What those who put the argument about the cost of opera tend to ignore is that opera is a collaborative enterprise that employs lots of artists: singers, orchestra members, set and costume designers, wig makers, etc. "Opera Australia currently employs 1,600 people, only 70 of whom are in administration," Terracini says.
It is also a fact that Australia's performing arts companies are generally very efficiently run, so that funding for artists employed by such institutions is money that is efficiently spent with real outcomes.
But Terracini says that opera and classical music in Australia are confronting demographic change. The Australian population is increasingly made up of people from ethnic backgrounds with no connection with Western classical music. This has been compounded by decades of neglect of music education in our schools, to produce a younger generation with no interest in opera.
This is why he is focussed on questions of audience development and diversity, particularly in the outer western suburbs of Sydney. "We need to engage with an Asian demographic because Sydney will ultimately be an Asian city, and we also need to engage with a younger demographic," Terracini says.
According to Terracini there are important lessons Australia's performing arts companies can learn from sporting codes including the Australian Football League. At present, the AFL is engaged in developing a whole new culture around Australian Football in the outer western suburbs of Sydney. In recent years, surf live saving clubs have been running programs aimed at reducing migrant drownings by teaching new arrivals to swim and making them feel welcome at the beach. Surely Terracini is right to be arguing that it is high time our performing arts companies looked at playing to more ethnically and socially diverse audiences than the overwhelmingly white, middle-class, middle-aged audiences they mostly attract at present.
Terracini is also convinced that Opera Australia needs to be prepared to perform more regularly outdoors because many migrants and people from the western suburbs see the Sydney Opera House as "a place for toffs where they are not welcome". He says he has spoken to AFL chief Andrew Demetriou, who he describes as "very switched-on and thoughtful about contemporary Australian society and culture". He says Demetriou has offered Opera Australia the AFL's new football stadium at Blacktown in Sydney's western suburbs in 2014-15.
However the biggest barrier to greater audience diversity is the cost of the tickets. People might pay a premium for a one-off outdoor experience such as La Traviata on Sydney Harbour, but that doesn't necessarily build a long-term audience for opera.
Ticket pricing is an issue that Opera Australia has never really managed to address, partly because it is saddled with a small theatre in the Sydney Opera House. According to the artistic director of Sydney Chamber Opera, Louis Garrick, 24, it's the single biggest barrier to greater participation by young people.
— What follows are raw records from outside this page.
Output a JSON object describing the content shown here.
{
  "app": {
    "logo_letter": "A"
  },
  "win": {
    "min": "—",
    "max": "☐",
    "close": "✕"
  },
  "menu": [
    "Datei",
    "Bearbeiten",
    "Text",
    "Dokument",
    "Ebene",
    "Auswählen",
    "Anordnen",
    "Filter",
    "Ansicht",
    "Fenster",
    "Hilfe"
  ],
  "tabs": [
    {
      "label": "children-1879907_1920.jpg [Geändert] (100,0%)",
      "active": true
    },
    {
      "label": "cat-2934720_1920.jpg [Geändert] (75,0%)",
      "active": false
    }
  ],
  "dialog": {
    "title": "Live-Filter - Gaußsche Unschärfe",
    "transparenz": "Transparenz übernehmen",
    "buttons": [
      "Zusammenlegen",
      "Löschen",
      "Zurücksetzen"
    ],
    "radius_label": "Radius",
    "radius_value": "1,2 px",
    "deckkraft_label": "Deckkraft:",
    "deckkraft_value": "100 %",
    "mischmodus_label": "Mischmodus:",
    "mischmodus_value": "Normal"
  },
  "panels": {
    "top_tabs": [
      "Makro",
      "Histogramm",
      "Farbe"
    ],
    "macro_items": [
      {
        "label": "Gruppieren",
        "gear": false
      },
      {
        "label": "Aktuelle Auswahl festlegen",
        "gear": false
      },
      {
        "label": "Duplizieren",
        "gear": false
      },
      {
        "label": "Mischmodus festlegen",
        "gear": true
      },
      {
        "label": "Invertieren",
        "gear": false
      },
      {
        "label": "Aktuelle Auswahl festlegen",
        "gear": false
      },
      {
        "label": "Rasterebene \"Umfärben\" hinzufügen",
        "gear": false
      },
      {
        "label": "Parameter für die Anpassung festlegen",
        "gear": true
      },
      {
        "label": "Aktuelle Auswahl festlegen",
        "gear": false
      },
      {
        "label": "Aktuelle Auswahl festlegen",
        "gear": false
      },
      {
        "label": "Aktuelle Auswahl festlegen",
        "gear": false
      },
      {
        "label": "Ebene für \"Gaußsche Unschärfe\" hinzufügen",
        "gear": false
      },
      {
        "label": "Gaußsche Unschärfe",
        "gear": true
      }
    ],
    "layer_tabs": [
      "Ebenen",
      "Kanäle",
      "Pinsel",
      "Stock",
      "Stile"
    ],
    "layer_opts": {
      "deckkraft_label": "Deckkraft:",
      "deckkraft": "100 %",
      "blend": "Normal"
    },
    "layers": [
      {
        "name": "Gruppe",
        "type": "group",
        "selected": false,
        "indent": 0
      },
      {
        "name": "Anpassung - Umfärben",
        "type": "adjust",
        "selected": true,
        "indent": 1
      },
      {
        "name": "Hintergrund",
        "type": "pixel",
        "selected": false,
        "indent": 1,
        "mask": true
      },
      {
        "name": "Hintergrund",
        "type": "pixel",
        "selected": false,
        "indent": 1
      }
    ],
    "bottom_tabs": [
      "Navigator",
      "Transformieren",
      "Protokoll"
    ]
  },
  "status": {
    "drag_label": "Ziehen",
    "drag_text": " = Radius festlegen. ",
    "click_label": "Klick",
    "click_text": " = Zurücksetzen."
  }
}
"Ticket prices are a huge, huge problem. You can't make your minimum ticket price $90 and offer young people a really crappy experience," Garrick says. "With people my age that I speak to, it's the number one problem. People my age are generally very open to new things, but they're not going to pay for a ticket to something they don't know about if it's expensive. If they're going to pay that amount of money they'll be saving it for Lady Gaga."